Time to spot signs of diabetes in kids
Diabetes is a global epidemic that concerns every family. Spotting the warning signs is vital to prevent the life-threatening complications associated with the condition. Yet this is much easier said than done because parents are struggling to spot the warning signs of diabetes in their own children.
New research from the International Diabetes Federation shows that an alarming nine in 10 Chinese parents (89 percent) would have trouble identifying the warning signs, despite the majority of people surveyed (70 percent) having a family member with diabetes. One in four (24 percent) would not be able to spot them at all. In response, the IDF is urging parents and other family members to test their knowledge of diabetes through a new online assessment.
The research comprised an online survey of 7,000 people, consisting of statistical representations from the United Kingdom, Brazil, China, India, South Africa, Turkey and the United States. National representative quotas were applied for gender, age (18 to 65 years old) and region. And 46 percent of those surveyed were parents with at least one child aged below 18 years.
Last year, diabetes was responsible for four million deaths, 840,000 in China alone. One in every 10 people in China is now living with diabetes. Left untreated or unmanaged, diabetes can lead to life-changing complications, including blindness, amputation, kidney failure, heart attack and cerebral stroke. The number of people living with diabetes in China is only set to increase over the coming years, so educating parents about the warning signs and risk factors is essential to halt the rise.
The warning signs of diabetes include excessive thirst, frequent urination, a lack of energy, blurred vision, slow healing wounds and numbness in the feet and/or hands. Unfortunately, these signs can be difficult to spot, and even when they are spotted, they are often mistaken as symptoms of different diseases and conditions.
A lack of knowledge about diabetes means that spotting the warning signs is not just a problem for parents. It is also an issue that has an impact on a cross-section of society. Four in five adults across the globe failed to correctly identify the warning signs of diabetes in the IDF study. This is a major concern, because the signs are milder for type 2 diabetes, the most prevalent form of the condition that is responsible for about 90 percent of all diabetes cases.
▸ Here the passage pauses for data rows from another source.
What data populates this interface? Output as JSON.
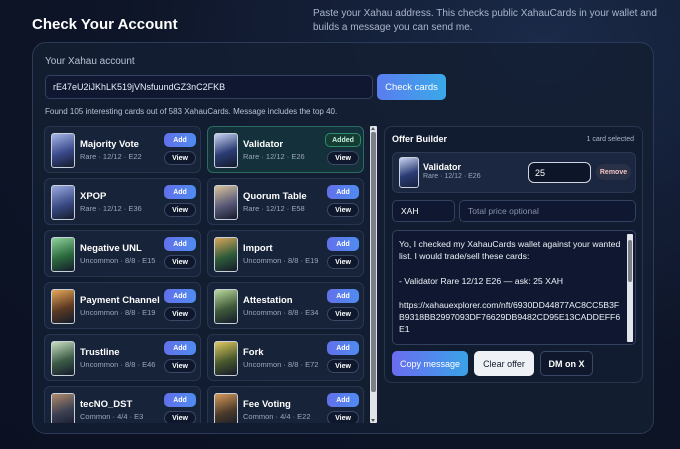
{
  "header": {
    "title": "Check Your Account",
    "intro": "Paste your Xahau address. This checks public XahauCards in your wallet and builds a message you can send me."
  },
  "account": {
    "label": "Your Xahau account",
    "value": "rE47eU2iJKhLK519jVNsfuundGZ3nC2FKB",
    "check_button": "Check cards",
    "found_text": "Found 105 interesting cards out of 583 XahauCards. Message includes the top 40."
  },
  "cards": [
    {
      "name": "Majority Vote",
      "meta": "Rare · 12/12 · E22",
      "add": "Add",
      "view": "View",
      "added": false,
      "art": [
        "#3a4a8c",
        "#a7b6e8"
      ]
    },
    {
      "name": "Validator",
      "meta": "Rare · 12/12 · E26",
      "add": "Added",
      "view": "View",
      "added": true,
      "art": [
        "#2b3c74",
        "#c9d3f2"
      ]
    },
    {
      "name": "XPOP",
      "meta": "Rare · 12/12 · E36",
      "add": "Add",
      "view": "View",
      "added": false,
      "art": [
        "#3b4c86",
        "#9aa9e0"
      ]
    },
    {
      "name": "Quorum Table",
      "meta": "Rare · 12/12 · E58",
      "add": "Add",
      "view": "View",
      "added": false,
      "art": [
        "#5b5a7a",
        "#d8c59a"
      ]
    },
    {
      "name": "Negative UNL",
      "meta": "Uncommon · 8/8 · E15",
      "add": "Add",
      "view": "View",
      "added": false,
      "art": [
        "#2c6a3e",
        "#8fd29b"
      ]
    },
    {
      "name": "Import",
      "meta": "Uncommon · 8/8 · E19",
      "add": "Add",
      "view": "View",
      "added": false,
      "art": [
        "#2f5c3a",
        "#d9a65a"
      ]
    },
    {
      "name": "Payment Channel",
      "meta": "Uncommon · 8/8 · E19",
      "add": "Add",
      "view": "View",
      "added": false,
      "art": [
        "#5c3a22",
        "#e8a75a"
      ]
    },
    {
      "name": "Attestation",
      "meta": "Uncommon · 8/8 · E34",
      "add": "Add",
      "view": "View",
      "added": false,
      "art": [
        "#3f5a3a",
        "#b9d89a"
      ]
    },
    {
      "name": "Trustline",
      "meta": "Uncommon · 8/8 · E46",
      "add": "Add",
      "view": "View",
      "added": false,
      "art": [
        "#3d5c48",
        "#c8e0c0"
      ]
    },
    {
      "name": "Fork",
      "meta": "Uncommon · 8/8 · E72",
      "add": "Add",
      "view": "View",
      "added": false,
      "art": [
        "#4a5a2c",
        "#e0c860"
      ]
    },
    {
      "name": "tecNO_DST",
      "meta": "Common · 4/4 · E3",
      "add": "Add",
      "view": "View",
      "added": false,
      "art": [
        "#3a3f52",
        "#b08a6a"
      ]
    },
    {
      "name": "Fee Voting",
      "meta": "Common · 4/4 · E22",
      "add": "Add",
      "view": "View",
      "added": false,
      "art": [
        "#4a3a2a",
        "#d89a5a"
      ]
    }
  ],
  "offer": {
    "title": "Offer Builder",
    "count": "1 card selected",
    "selected": {
      "name": "Validator",
      "meta": "Rare · 12/12 · E26",
      "price": "25",
      "remove": "Remove"
    },
    "currency": "XAH",
    "total_placeholder": "Total price optional",
    "message": "Yo, I checked my XahauCards wallet against your wanted list. I would trade/sell these cards:\n\n- Validator Rare 12/12 E26 — ask: 25 XAH\n\nhttps://xahauexplorer.com/nft/6930DD44877AC8CC5B3FB9318BB2997093DF76629DB9482CD95E13CADDEFF6E1",
    "copy_button": "Copy message",
    "clear_button": "Clear offer",
    "dm_button": "DM on X"
  }
}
So, while the key to halting the rise in diabetes is prevention, parents are not given enough access to education to help them identify the warning signs. Type 2 diabetes can, in many cases (up to 80 percent according to some studies) be prevented by adopting a healthy lifestyle. Yet it takes knowledge and resources to do this and there is pressure on governments and health bodies to launch better prevention programs. We cannot expect people to live healthier lives when they do not know how to do so. They need access to the information that will help them. Educating parents on the warning signs of diabetes is vital to ensure early diagnosis and treatment.
Many families are unable to afford to adopt a healthy diet as the cheapest food is often the unhealthiest. Powerful advertising still tempts children to over-consume discounted foods high in sugar, salt and fat, and more action is needed to make healthier diets more appealing. Similar marketing campaigns for healthier options could have a great impact on helping families to change their eating habits.
It is important that everyone learns to identify the warning signs of diabetes, because it has devastating complications if not treated early and managed appropriately. We all have a role to play but governments need to do more to help us protect family members from developing type 2 diabetes and its life-threatening complications, and to ensure people with all types of diabetes have access to the medicines and care they require.
There's work to be done, but if governments, healthcare organizations and families across the globe take action now, we will be in a better position to discover, manage and prevent diabetes for future generations.
The author is president of the International Diabetes Federation, an umbrella organization of more 230 national diabetes associations in 170 countries and regions.